In the entries below, find each line with the string "this" and copy it.
========================================
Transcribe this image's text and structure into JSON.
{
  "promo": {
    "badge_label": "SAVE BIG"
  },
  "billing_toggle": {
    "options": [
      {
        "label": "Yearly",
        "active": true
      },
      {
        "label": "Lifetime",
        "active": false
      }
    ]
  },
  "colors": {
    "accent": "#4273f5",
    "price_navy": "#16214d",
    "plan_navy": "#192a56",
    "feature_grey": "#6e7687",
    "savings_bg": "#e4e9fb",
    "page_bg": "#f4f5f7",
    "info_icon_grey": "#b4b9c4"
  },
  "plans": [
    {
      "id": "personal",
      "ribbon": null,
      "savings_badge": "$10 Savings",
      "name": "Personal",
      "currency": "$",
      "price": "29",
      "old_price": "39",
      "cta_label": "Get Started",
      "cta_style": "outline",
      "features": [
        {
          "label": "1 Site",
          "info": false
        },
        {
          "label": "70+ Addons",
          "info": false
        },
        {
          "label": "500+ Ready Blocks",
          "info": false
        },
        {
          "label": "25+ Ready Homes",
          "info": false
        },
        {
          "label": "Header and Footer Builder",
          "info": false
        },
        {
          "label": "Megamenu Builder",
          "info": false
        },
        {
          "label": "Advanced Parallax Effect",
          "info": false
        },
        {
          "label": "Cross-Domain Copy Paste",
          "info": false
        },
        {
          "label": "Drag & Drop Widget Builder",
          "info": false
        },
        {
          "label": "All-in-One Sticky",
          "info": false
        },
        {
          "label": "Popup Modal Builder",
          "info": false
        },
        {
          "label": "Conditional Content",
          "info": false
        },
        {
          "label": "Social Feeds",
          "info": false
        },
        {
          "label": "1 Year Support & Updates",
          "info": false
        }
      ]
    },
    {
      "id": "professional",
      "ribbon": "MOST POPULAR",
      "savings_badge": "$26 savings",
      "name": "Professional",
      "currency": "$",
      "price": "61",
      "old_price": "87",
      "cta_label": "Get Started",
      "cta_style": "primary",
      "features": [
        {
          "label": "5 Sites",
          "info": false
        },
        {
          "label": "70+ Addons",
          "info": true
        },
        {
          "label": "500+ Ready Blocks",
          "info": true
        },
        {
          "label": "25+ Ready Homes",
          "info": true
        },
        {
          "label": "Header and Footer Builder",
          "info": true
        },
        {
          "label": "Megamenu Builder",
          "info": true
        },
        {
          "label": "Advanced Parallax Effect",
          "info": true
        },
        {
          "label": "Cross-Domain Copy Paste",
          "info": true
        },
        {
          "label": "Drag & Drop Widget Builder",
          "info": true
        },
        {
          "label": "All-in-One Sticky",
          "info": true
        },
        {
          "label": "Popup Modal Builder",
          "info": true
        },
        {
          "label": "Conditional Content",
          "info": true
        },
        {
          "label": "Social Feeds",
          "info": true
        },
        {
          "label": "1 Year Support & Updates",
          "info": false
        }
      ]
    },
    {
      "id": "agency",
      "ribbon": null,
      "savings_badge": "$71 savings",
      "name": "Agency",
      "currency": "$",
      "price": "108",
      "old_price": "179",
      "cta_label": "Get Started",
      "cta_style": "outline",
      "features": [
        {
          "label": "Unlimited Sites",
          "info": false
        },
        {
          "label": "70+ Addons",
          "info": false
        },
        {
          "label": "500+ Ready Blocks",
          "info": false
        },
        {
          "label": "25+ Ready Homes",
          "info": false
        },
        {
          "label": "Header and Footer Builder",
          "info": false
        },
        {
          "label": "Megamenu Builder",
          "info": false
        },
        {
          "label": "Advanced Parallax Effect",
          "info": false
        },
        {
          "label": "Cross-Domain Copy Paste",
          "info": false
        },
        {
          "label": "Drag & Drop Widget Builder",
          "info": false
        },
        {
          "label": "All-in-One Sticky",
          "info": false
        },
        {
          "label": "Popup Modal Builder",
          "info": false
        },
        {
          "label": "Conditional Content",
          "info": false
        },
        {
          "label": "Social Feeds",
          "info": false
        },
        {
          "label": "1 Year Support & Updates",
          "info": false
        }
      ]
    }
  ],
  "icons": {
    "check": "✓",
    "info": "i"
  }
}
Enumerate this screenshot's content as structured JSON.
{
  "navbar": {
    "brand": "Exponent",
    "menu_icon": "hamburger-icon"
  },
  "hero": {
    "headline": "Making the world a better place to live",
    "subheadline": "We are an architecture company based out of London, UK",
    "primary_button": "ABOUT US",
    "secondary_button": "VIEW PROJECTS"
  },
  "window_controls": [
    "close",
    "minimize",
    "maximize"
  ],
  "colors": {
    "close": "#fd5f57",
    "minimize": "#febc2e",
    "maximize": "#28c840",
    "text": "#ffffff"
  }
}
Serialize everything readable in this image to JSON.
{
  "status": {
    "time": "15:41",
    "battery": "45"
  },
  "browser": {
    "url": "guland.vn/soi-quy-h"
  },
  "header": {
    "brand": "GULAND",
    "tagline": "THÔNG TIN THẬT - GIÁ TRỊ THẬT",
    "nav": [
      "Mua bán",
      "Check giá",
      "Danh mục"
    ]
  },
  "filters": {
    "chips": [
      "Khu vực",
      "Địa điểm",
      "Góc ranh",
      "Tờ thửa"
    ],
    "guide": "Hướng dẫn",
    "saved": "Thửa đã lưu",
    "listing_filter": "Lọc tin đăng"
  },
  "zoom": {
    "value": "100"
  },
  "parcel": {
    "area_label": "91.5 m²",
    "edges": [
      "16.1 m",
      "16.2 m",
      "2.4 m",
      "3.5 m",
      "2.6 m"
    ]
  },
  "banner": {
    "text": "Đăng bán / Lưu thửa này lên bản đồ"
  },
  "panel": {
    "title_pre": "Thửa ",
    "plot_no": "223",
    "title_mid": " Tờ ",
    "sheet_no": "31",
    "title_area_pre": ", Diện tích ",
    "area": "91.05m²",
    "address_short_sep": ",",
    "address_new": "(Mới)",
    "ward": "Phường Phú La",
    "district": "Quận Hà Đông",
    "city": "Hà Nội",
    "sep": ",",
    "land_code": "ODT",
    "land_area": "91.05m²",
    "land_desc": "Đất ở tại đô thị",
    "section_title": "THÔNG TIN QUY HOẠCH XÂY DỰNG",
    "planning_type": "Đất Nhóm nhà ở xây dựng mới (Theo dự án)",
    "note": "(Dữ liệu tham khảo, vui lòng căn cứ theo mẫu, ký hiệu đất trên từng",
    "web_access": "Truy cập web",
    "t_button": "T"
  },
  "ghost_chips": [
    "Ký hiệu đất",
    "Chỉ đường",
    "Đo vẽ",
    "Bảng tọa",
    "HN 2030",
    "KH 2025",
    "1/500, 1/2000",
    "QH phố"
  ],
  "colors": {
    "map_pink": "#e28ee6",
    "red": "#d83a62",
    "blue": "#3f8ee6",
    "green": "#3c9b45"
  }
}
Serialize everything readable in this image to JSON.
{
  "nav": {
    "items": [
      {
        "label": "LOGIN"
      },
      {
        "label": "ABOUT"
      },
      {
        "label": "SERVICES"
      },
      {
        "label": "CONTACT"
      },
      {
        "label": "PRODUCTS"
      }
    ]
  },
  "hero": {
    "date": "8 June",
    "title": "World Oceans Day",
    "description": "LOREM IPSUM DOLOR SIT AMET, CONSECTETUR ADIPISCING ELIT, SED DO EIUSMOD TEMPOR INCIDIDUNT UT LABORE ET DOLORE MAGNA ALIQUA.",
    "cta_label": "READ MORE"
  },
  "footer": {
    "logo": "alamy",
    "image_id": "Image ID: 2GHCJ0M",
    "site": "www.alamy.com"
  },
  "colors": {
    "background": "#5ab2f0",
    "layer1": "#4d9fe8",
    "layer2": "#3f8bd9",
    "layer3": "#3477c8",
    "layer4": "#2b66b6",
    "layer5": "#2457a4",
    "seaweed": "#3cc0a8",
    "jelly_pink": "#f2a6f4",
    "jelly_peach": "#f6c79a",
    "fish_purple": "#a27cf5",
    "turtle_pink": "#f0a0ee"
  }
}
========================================
• _Answer below_:
Transcribe this image's text and structure into JSON.
Enumerate this screenshot's content as structured JSON.
Serialize everything readable in this image to JSON.
Serialize everything readable in this image to JSON.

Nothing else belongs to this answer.